My day in Zambia on Friday, July 8 started at 4:30. Our team plus Bill Fuller left Lusaka in a van at 5 am to go to Kaoma. Bill, who is coming back to Lukulu for the first time in 6 years, will also be working on a solar panel project in Mongu this week. The team planned to drop Billy Fuller and I off with a driver in Kaoma (part way to Mongu) who would take us on in to Lukulu.
As we were traveling through Lusaka our transmission was brutally attacked by a rock in the middle of the road. It punctured a hole in the transmission pan and had to be welded and repaired. However, we did not know the extent of the damage until we were about 45 minutes west of Lusaka. We noticed trouble with the transmission, pulled over and called back to the office for help. The team then waited for repairs while Billy and I caught a bus on to Kaoma ahead of them. Bill and I will catch back up with the team on Monday when we leave Lukulu and travel 6 hours to Mongu.
So back to the travel story…at this point we made it to Kaoma in about 2.5 hrs. We then met our driver and headed out for a 3 hour drive to Lukulu squashed in a Toyota pickup truck that unbeknownst to us had trouble with it’s headlights…so much that the lights would not work at all. Of course we discovered this problem as dusk settled in. With dark fast approaching, the driver tried to fix the headlights on the dirt road, but to no avail. So we continued to drive about 20 minutes toward Lukulu as our light progressively kept getting darker and darker. The light disappeared and I could barely see my hand in front on my face! Yet, our good driver made it though to deliver us to the Lukulu mission intact.
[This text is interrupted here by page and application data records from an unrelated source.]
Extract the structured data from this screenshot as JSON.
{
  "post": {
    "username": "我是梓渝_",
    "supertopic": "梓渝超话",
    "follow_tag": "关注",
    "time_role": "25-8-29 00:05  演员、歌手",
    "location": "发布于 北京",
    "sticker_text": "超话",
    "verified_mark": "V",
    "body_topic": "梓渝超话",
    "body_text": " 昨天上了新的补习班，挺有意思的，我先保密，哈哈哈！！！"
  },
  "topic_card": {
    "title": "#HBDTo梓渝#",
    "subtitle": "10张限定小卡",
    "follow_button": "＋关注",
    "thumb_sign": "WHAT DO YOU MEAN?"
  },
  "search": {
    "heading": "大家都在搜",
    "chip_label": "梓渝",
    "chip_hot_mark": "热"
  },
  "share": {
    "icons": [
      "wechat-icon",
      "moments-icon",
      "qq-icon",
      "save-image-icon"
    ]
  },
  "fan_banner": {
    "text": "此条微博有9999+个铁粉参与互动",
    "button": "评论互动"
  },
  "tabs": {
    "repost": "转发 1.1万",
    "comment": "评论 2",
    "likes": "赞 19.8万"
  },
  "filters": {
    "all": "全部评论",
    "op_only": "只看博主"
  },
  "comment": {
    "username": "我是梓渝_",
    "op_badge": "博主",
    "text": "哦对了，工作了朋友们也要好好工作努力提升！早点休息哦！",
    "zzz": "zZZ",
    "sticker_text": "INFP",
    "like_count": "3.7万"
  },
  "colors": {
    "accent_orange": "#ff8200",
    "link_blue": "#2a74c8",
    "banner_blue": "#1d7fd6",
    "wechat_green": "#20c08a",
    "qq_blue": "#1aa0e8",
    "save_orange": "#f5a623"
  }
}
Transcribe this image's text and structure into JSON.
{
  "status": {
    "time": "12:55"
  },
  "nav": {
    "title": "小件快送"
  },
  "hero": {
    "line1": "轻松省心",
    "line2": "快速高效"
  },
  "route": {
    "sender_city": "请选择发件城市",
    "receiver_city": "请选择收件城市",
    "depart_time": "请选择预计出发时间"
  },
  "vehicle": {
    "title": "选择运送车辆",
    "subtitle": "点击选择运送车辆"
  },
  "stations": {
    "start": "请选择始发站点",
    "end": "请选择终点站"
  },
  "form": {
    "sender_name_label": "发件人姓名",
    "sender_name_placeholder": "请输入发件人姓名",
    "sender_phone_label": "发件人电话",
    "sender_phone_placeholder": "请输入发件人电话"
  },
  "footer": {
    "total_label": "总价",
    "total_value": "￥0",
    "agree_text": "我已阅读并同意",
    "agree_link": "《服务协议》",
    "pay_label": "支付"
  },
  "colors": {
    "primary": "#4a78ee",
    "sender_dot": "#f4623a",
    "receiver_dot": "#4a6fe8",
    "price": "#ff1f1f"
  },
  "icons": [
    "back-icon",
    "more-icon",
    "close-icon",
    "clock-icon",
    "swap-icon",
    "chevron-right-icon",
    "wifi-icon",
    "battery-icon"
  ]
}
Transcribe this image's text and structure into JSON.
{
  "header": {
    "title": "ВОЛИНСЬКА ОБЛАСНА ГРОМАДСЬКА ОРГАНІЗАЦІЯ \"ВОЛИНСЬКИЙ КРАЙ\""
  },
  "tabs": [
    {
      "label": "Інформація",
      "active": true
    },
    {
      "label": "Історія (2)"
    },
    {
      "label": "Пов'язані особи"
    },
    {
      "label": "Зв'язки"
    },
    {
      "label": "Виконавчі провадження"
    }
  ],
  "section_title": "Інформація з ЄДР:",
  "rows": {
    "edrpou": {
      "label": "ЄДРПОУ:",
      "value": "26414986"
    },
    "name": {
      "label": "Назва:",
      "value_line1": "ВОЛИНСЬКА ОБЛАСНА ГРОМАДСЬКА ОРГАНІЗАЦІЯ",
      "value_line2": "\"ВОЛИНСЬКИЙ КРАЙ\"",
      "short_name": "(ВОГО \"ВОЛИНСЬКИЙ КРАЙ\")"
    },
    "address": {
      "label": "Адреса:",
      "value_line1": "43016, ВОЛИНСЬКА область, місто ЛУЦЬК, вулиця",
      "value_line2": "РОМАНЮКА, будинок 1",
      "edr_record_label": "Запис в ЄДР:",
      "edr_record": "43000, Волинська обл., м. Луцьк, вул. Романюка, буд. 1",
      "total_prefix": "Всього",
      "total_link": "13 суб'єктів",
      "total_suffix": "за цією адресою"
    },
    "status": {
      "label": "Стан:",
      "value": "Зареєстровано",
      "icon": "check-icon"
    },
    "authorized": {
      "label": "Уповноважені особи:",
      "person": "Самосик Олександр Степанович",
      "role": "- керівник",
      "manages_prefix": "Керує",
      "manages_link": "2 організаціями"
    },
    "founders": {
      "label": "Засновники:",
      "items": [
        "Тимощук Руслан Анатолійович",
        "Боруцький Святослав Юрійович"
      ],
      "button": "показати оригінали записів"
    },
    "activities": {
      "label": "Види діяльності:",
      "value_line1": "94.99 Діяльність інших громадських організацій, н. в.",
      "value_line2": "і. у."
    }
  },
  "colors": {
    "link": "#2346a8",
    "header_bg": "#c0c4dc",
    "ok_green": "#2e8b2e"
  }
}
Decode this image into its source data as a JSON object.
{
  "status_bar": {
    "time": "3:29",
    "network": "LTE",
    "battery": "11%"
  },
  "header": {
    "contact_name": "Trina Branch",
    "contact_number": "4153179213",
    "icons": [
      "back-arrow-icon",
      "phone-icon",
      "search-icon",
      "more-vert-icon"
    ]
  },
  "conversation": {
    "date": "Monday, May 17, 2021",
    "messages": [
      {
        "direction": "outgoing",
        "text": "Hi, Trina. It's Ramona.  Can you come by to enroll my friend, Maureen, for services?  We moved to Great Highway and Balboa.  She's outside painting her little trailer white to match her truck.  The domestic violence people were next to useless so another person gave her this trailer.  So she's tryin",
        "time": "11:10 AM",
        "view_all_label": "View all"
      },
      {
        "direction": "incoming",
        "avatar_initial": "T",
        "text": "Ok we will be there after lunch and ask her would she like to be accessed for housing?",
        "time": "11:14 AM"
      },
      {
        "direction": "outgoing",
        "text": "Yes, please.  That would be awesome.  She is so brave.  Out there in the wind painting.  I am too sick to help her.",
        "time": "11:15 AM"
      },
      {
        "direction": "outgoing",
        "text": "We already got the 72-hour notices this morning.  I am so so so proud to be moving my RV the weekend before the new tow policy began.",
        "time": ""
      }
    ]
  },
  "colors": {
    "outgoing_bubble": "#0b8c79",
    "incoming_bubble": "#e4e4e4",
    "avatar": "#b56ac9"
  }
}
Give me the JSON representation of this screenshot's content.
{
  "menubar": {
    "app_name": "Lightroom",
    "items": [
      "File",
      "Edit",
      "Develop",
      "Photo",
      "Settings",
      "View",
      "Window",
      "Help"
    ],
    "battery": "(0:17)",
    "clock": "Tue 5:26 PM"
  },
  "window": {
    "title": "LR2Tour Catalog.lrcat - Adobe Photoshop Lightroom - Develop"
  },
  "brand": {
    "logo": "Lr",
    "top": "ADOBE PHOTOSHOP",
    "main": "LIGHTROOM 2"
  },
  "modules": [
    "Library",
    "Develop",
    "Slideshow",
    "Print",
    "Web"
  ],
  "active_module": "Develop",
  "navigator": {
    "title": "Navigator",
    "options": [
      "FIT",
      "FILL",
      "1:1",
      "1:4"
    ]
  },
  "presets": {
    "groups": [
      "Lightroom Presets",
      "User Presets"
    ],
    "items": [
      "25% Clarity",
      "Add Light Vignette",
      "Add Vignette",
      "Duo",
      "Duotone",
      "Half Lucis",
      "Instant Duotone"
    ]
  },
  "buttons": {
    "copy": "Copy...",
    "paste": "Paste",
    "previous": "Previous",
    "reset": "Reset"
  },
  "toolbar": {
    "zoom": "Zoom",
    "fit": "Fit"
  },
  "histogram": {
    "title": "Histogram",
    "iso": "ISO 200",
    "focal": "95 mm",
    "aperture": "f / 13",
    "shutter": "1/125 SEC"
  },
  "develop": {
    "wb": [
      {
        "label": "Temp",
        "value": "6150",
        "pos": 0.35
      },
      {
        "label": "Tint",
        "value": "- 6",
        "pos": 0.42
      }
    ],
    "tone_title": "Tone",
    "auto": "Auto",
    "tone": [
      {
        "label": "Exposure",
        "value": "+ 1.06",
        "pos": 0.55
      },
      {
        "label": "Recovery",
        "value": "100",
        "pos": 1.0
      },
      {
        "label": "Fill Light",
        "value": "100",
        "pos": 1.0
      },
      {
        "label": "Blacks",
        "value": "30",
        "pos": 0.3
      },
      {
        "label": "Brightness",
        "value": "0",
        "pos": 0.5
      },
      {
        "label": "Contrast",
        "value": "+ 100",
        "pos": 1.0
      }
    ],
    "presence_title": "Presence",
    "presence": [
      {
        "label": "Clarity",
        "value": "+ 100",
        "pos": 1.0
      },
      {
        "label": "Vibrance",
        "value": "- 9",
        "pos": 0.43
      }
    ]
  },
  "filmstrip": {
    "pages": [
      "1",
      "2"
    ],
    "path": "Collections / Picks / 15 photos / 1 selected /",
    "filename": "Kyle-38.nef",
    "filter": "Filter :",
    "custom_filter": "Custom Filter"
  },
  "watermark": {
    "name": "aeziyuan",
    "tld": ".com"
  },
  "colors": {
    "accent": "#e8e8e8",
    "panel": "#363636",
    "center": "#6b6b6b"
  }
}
We arrived late at about 7 pm and very hungry only to find out no one was at the mission to greet us…we were locked out. We finally found someone to let us in. We grabbed some delicious food instead that had been prepared just for us sitting on a table in the dining area. We where then shortly greeted by Fr. Lazarous and had supper together. How cool is that! Eventually we settled in for the night, ready to begin the next day.
One last minor factoid; the city of Lukulu turns off the electricity at night, so at 11 pm the building went pitch dark and I had to grab a flashlight to find my way around. So it sorta forced me to get some sleep LOL!
BTW: You can see us in the truck leaving Kaoma on my Facebook page.
It’s Thursday July 7th and our Oblate team visited the nearby Mary Immaculate Parish. The kids there were enjoying a nice winter day outside on the playgrounds. We also visited an HIV hospice earlier in the day.
I also visited our on-site automobile garage repair shop that rebuilds engines and does complete body work! Additionally I visited our onsite graphic design and print shop. They print posters and books here for local customers.
When the Internet access is a little more stable I will be able to send more videos so you can see AND hear people take about our work in in Lusaka.